Provided records Block Start

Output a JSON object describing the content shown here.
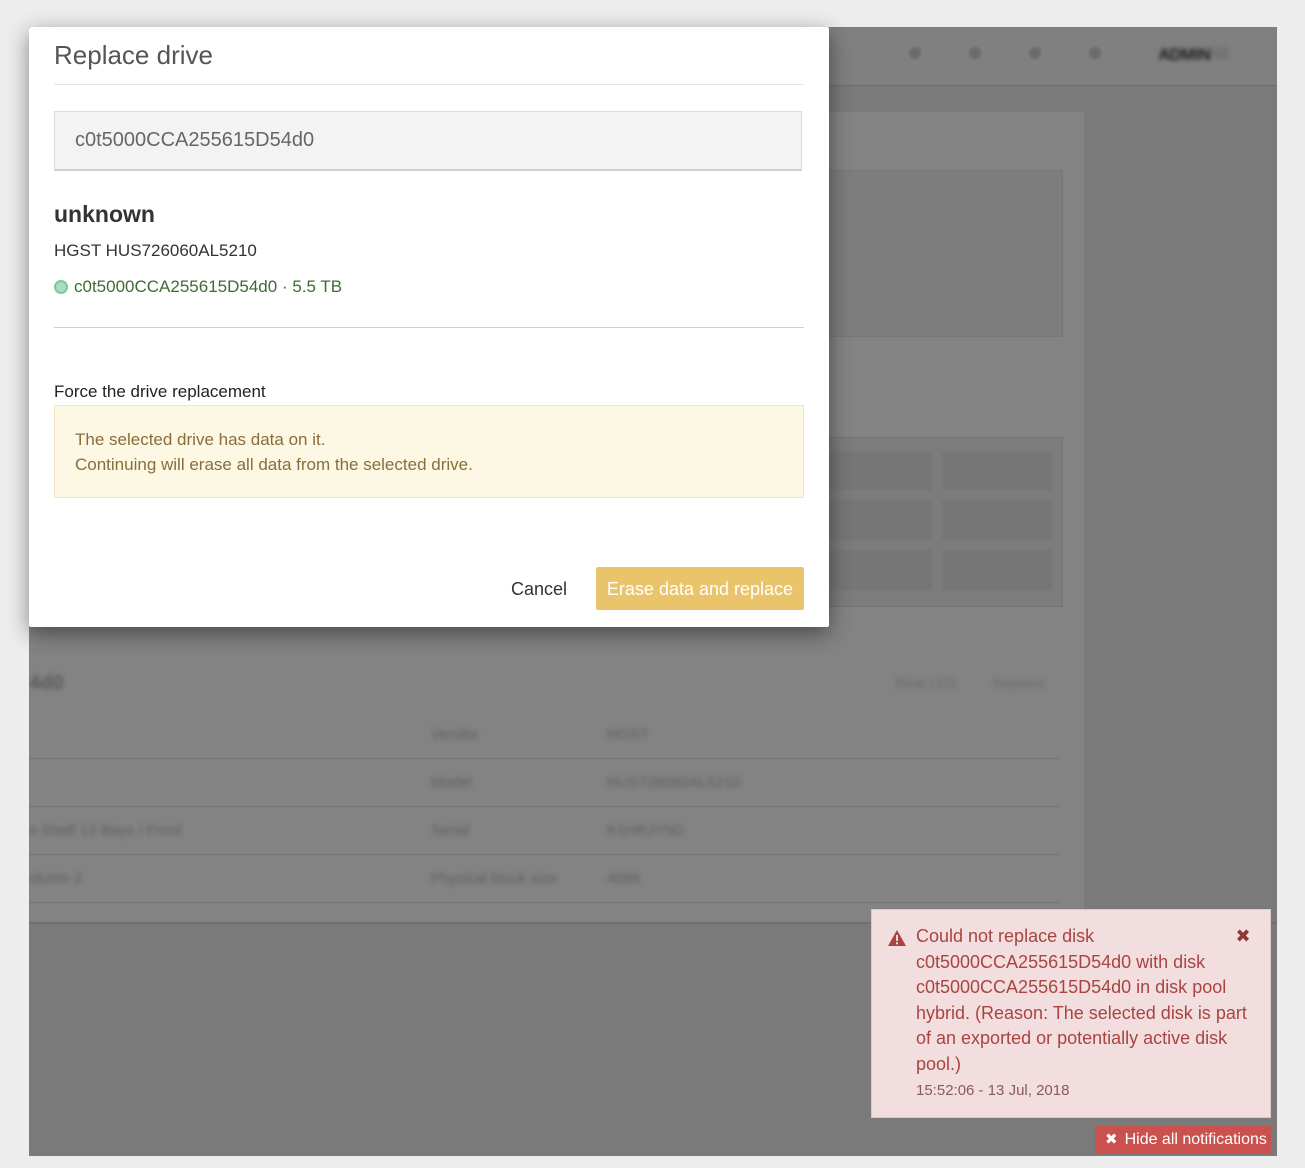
{
  "modal": {
    "title": "Replace drive",
    "selected_drive": "c0t5000CCA255615D54d0",
    "drive_name": "unknown",
    "drive_model": "HGST HUS726060AL5210",
    "drive_id": "c0t5000CCA255615D54d0",
    "drive_size_sep": " · ",
    "drive_size": "5.5 TB",
    "force_label": "Force the drive replacement",
    "warning_line1": "The selected drive has data on it.",
    "warning_line2": "Continuing will erase all data from the selected drive.",
    "cancel_label": "Cancel",
    "erase_label": "Erase data and replace"
  },
  "background": {
    "section_title": "4d0",
    "links": [
      "Blink LED",
      "Replace"
    ],
    "rows": [
      {
        "left": "",
        "key": "Vendor",
        "value": "HGST"
      },
      {
        "left": "",
        "key": "Model",
        "value": "HUS726060AL5210"
      },
      {
        "left": "n Shelf 12 Bays / Front",
        "key": "Serial",
        "value": "K1HRJY5D"
      },
      {
        "left": "olumn 2",
        "key": "Physical block size",
        "value": "4096"
      }
    ],
    "user_label": "ADMIN"
  },
  "notification": {
    "message": "Could not replace disk c0t5000CCA255615D54d0 with disk c0t5000CCA255615D54d0 in disk pool hybrid. (Reason: The selected disk is part of an exported or potentially active disk pool.)",
    "timestamp": "15:52:06 - 13 Jul, 2018",
    "hide_all_label": "Hide all notifications"
  },
  "colors": {
    "accent_yellow": "#e9c46a",
    "status_green": "#3e6b34",
    "error_red": "#a94442",
    "warning_bg": "#fcf8e3"
  },
  "icons": [
    "warning-icon",
    "close-icon",
    "status-dot-icon"
  ]
}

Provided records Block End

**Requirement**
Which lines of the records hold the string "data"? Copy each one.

**Result of this exercise**
    "warning_line1": "The selected drive has data on it.",
    "warning_line2": "Continuing will erase all data from the selected drive.",
    "erase_label": "Erase data and replace"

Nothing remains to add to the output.